On 9 May 2001 the House of Lords ruled in the Alconbury case that the English & Welsh planning law procedure under which the Secretary of State for the Environment takes the final decisions on planning matters was not susceptible to challenge under Article 6 of the European Convention on Human Rights. Their Lordships made a number of adverse comments about the decision in the equivalent Scottish case, County Properties v Scottish Ministers 2000 SLT 965, which held that the equivalent role of the Scottish Executive in Scotland was a denial of the right to a fair trial under Article 6 (see below No 89). These comments followed an intervention in the English case by the Lord Advocate. The County Properties case is currently the subject of a reclaiming motion in the Inner House.

(108)  Edinburgh property prices and pulling out of the deal

In late April the sale of a house in Morningside, Edinburgh, attracted considerable publicity because the property, advertised at offers over £380,000, had gone for £850,000, apparently to a couple from England.  The sellers originally acquired the house for £72,000 in 1982.  But at the beginning of May it became public that the buyers had pulled out of the deal, presumably able to do so because a contract had not as yet been concluded through the finalisation of missives.

(106)  Scots law online: Greens (Westlaw) and Butterworths

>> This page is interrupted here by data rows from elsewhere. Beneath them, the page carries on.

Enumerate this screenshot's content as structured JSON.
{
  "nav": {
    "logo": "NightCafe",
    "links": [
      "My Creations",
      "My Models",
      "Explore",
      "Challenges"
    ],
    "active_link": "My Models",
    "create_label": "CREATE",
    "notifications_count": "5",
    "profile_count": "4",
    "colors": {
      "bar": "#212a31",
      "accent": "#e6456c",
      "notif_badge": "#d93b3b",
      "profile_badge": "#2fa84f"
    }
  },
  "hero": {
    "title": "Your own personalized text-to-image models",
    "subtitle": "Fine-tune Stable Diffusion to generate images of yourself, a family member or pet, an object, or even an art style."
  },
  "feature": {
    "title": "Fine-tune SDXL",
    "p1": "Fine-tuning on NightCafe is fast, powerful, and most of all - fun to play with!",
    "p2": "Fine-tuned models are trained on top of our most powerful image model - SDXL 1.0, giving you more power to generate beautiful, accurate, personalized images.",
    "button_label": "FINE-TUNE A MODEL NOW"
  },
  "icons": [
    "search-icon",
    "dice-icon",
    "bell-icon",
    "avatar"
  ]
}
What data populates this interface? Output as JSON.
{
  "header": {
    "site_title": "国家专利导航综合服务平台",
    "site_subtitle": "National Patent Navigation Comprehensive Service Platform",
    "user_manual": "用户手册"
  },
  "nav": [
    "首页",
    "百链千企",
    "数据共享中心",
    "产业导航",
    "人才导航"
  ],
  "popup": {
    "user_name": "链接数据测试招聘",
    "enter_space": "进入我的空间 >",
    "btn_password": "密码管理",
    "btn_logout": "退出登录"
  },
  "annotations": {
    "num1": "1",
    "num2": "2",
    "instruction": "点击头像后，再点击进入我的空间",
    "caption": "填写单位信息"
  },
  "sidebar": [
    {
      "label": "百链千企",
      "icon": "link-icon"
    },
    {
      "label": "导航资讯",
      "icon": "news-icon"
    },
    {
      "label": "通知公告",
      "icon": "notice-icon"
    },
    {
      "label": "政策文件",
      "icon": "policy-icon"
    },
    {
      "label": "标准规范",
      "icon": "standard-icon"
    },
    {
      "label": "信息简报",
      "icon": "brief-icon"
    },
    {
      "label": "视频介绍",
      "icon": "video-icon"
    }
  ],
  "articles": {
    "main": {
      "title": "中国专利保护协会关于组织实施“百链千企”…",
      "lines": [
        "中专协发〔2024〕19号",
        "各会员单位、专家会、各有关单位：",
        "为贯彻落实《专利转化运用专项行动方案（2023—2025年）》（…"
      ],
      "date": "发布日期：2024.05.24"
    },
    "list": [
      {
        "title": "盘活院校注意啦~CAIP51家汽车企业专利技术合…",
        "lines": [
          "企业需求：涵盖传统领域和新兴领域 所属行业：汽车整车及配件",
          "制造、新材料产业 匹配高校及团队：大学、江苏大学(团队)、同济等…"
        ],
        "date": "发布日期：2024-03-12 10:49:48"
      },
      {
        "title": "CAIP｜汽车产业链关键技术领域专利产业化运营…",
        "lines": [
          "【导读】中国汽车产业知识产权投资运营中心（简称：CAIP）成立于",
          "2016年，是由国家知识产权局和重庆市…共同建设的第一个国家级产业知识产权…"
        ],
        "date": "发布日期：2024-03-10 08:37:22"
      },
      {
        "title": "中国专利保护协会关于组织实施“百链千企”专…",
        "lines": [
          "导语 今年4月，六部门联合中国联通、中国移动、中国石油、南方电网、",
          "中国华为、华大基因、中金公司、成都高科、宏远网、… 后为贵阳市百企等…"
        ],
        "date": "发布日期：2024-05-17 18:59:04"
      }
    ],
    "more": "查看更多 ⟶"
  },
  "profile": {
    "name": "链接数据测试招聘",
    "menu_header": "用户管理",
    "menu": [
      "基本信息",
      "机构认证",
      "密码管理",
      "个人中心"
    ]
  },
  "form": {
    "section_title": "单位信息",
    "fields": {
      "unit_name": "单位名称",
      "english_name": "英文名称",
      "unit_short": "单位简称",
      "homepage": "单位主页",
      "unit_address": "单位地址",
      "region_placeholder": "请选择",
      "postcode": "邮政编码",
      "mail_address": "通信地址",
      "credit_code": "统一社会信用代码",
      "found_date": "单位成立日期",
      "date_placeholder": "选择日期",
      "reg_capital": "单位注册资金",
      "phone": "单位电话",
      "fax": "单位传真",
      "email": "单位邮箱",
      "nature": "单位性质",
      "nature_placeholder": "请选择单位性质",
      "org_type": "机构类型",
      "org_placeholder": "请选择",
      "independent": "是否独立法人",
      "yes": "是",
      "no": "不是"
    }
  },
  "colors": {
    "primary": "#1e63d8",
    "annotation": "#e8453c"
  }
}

In April 2001 W. Green launched Westlaw UK Scots Law. In addition to the Scots Law Times, Westlaw UK Scots Law includes legislation from Holyrood and Westminster – including the content of the Parliament House Book, journal articles from the Scottish Legal Journals Index, and a current awareness service providing daily updates on legal developments by 9am and throughout the day. Hypertext links allow users to click directly between legislation, case references and case reports.

At the same time Butterworths Scotland launched Scottish Case Digests Online, an electronic case digesting service. The service monitors decisions of the House of Lords, Privy Council, Court of Session, High Court of Justiciary and sheriff courts, and consists of short case summaries hypertext linked to the full opinion which is accessed from the digest by the click of a button. Cases are fully searchable by category, catchwords, citation etc. Additional information is provided on digested cases when it becomes available, such as where a full report can be found and the history of the case on appeal. Subscribers to Laws of Scotland Online will also benefit from hypertext links, enabling the user to jump directly from Stair Memorial Encyclopaedia references in the digest to the relevant paragraphs in the encyclopaedia. Hypertext links also allow subscribers to All ER Direct and The Law Reports to jump directly to relevant cases.

(105)  Kind words on Scots Law News

Thanks to Derek O’Carroll, advocate, who gives this site a favourable review in (2001) 46(4) Journal of the Law Society of Scotland 37: "a pithy account of interesting, quirky and important legal developments … worth a look from time to time". Point about the lack of a search facility noted, and we will seek to rise from four- to five-star quality for Derek’s next visit. He also has nice things to say about the Edinburgh Law Review – "the quality of the writing is always good or excellent and while the content of some articles can only be of interest to academics, much of it will be of interest to the practitioner". Needless to say, we concur and feel that there is nothing we can usefully add other than to draw attention to the subscription details to be found elsewhere on this website: (http://www.law.ed.ac.uk/Elr/FORM1.HTM)